“I have … been in prison more frequently, been flogged more severely, and been exposed to death again and again. Five times I received from the Jews the forty lashes minus one. Three times I was beaten with rods, once I was pelted with stones, three times I was shipwrecked, I spent a night and a day in the open sea, I have been constantly on the move. I have been in danger from rivers, in danger from bandits, in danger from my fellow Jews, in danger from Gentiles; in danger in the city, in danger in the country, in danger at sea; and in danger from false believers. I have labored and toiled and have often gone without sleep; I have known hunger and thirst and have often gone without food; I have been cold and naked. Besides everything else, I face daily the pressure of my concern for all the churches.” (2 Corinthians 11:23-28)

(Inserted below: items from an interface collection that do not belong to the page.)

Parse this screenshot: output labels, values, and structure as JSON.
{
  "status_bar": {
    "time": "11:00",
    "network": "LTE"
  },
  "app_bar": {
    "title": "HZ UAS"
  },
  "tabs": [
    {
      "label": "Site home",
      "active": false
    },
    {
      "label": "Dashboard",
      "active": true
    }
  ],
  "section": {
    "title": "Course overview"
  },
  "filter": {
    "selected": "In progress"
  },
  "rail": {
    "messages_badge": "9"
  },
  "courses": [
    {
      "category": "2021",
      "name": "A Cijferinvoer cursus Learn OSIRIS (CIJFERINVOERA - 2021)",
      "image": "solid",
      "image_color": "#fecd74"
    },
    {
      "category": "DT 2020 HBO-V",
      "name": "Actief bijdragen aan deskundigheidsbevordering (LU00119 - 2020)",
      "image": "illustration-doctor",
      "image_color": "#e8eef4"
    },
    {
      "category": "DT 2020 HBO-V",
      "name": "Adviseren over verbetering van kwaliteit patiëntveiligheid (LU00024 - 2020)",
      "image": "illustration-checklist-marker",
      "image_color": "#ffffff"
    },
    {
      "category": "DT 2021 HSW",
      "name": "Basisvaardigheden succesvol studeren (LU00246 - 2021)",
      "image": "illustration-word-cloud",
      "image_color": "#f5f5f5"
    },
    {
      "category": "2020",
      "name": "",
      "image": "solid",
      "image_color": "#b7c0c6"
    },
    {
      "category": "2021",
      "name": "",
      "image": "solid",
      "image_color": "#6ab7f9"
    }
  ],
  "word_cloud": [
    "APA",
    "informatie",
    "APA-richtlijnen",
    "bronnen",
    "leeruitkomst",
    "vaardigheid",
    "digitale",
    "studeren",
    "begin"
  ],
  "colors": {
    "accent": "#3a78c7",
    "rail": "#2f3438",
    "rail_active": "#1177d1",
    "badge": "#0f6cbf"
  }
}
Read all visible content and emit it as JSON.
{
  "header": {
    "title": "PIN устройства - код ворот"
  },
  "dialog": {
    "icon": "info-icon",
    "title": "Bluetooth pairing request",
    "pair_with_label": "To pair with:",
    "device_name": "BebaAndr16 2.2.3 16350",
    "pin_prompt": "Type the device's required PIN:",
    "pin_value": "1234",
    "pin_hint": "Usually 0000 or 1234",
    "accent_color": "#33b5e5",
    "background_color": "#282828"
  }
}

Paul experienced a lot of suffering during his time as an apostle. However, in spite of all of his suffering, he was never defeated. “We are hard pressed on every side, but not crushed; perplexed, but not in despair; persecuted, but not abandoned; struck down, but not destroyed.” (2 Corinthians 4:8-9) How was Paul able to maintain such a positive attitude during such difficult times? Carefully consider this verse of scripture: “Therefore, we do not lose heart. Though outwardly we are wasting away, yet inwardly we are being renewed day by day.” (2 Corinthians 4:16)
Most of us are aware of our faults and failures. We recognize our insufficiencies and we are always mindful of our struggles. Though, not always being who we should be, may not bother some; for others, it is a great problem. They long to be like their Savior and when they are not, they are troubled. With that in mind, consider these three important truths.
God told Jeremiah that the city of Jerusalem was going to be destroyed and many in the nation of Israel would be carried away into captivity. Yet, there was still hope.
Lamentations 3:22 Because of the Lord’s great love we are not consumed, for his compassions never fail. 23 They are new every morning; great is your faithfulness. 24 I say to myself, “The Lord is my portion; therefore, I will wait for him.” 25 The Lord is good to those whose hope is in him, to the one who seeks him; 26 it is good to wait quietly for the salvation of the Lord.
Consider Jeremiah’s words of hope.
Lamentations 3:21This I recall to my mind; therefore, I have hope. 22 Through the Lord’s mercies, we are not consumed, because His compassions fail not. 23 They are new every morning; great is Your faithfulness.
The book of Lamentations was written by a man named Jeremiah who is sometimes referred to as the ‘weeping prophet.’ The word ‘lamentation’ actually means weeping or wailing. Why was Jeremiah so sad?